Routes Of Circulation
The flow of circulatory blood is divided into 2 divisions: the pulmonary circulation and the coronary circulation.
This division is complimented by systemic circulations. It consists of blood vessels that transport blood through these ways: the lungs for oxygenation, and for the return of the waste gases along the way and to the blood vessels, then back to the heart.
The heart’s right ventricle is also included, and it is to expel the blood, so is the pulmonary trunk, pulmonary valve and the pulmonary arteries. It is the pulmonary capillaries that is responsible for the waste gas exchange. The blood which is oxygenated will then be transported back to the heart through the pulmonary veins.

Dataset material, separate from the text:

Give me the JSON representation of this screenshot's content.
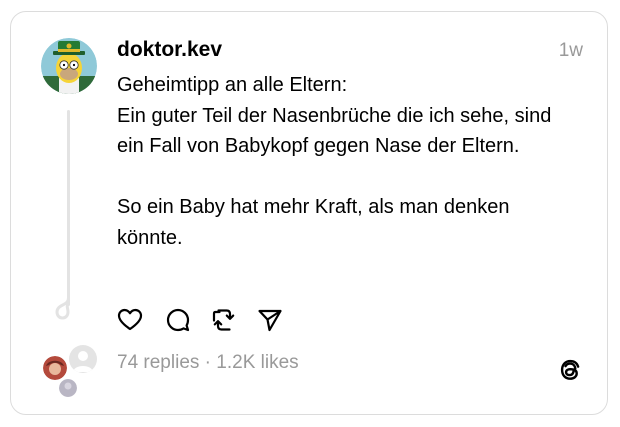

The body’s circulatory system, which are not involved in the routes of pulmonary circulation shall be under the systemic routes. These are the left ventricle, the aortic valve, the right atrium, the aortic branches and all capillaries (except those which are responsible for the gas exchange) and the veins (except the pulmonary veins). The blood which is already deprived of oxygen will travel through the right atrium.

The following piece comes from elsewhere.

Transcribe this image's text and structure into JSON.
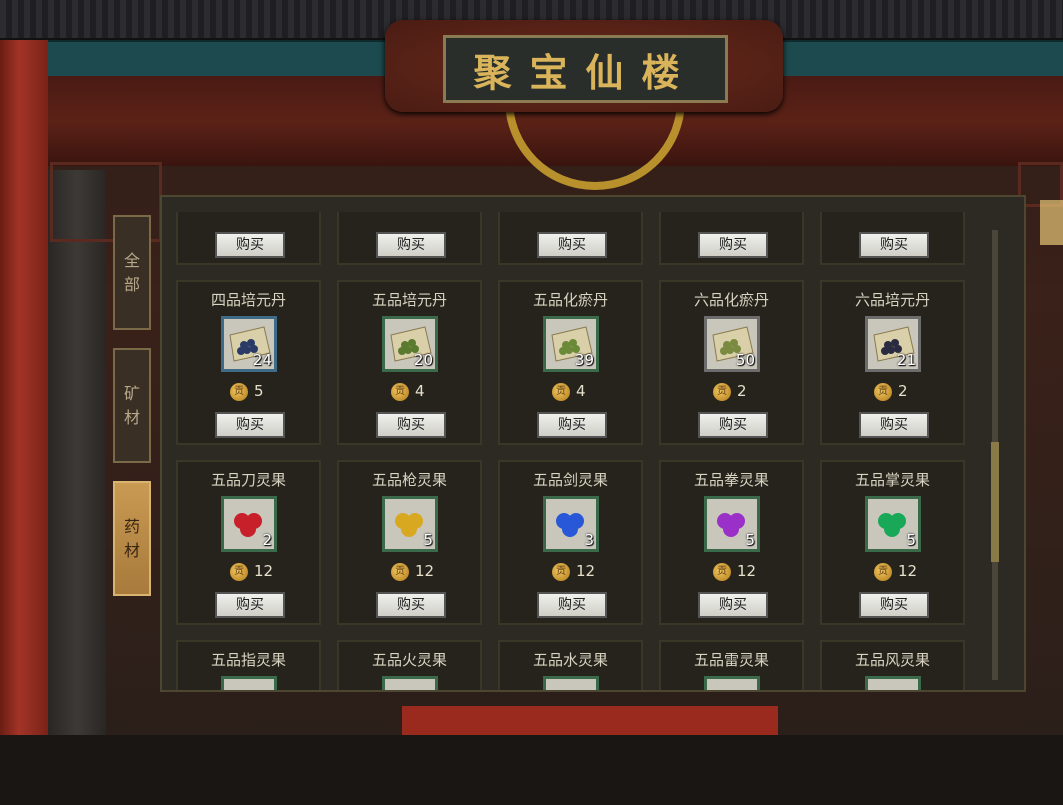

The heart’s role for the entire body is not only limited to pumping blood- it also needs its own blood supply to be able to perform its several function. The process of the heart managing its own blood supply is known as coronary circulation. The walls situated in the heart has systemic blood vessels- these exist to meet the needs of the heart for blood supply. Oxygenated blood is brought to the myocardium via the left and right coronary arteries. They are also responsible for bringing the myocardium the needed blood supply by branching off.
Atrioventricular sulcus, otherwise known as the depression between the right and left ventricles and the atrias, carry the coronary arteries which enclose or surround the diameter of the heart. From that zone, the left and right coronary arteries bring new and oxygenated blood to the ventricular and the atrial walls. In the left coronary artery, the interventricular artery branches off, and it follows the path of the anterior interventricular sulcus in bringing the ventricles its needed blood supply. Circumflex artery on the other hand takes the blood pathways and provide fresh blood supply to the left ventricle’s walls. The artery which gives blood supply to the right ventricle and right atrium is the right marginal artery.
Another artery, named as the posterior interventricular artery, works hand in hand with the right coronary artery to provide a supply of fresh blood to the left and right ventricles. It normally runs through the posterior interventricular sulcus. Along the heart’s posterior side, the left and right coronaries come together.
In the cardiac veins, the blood flows by passing through the myocardium’s capillaries. These vessels run and share the same passage with the coronary arteries. The cardiac veins could be easily differentiated from the arteries if a close look to the walls would be taken. Cardiac veins have thinner walls, and are smaller in size compared to the arteries. There are also two principle veins which are known as the posterior cardiac vein and the interventricular vein.
The anterior interventricular vein returns the blood from the heart’s anterior side, while the posterior cardiac vein is for the heart’s posterior aspect. Along the heart’s posterior side, the two principle veins combine to make a channel known as the coronary sinus channel.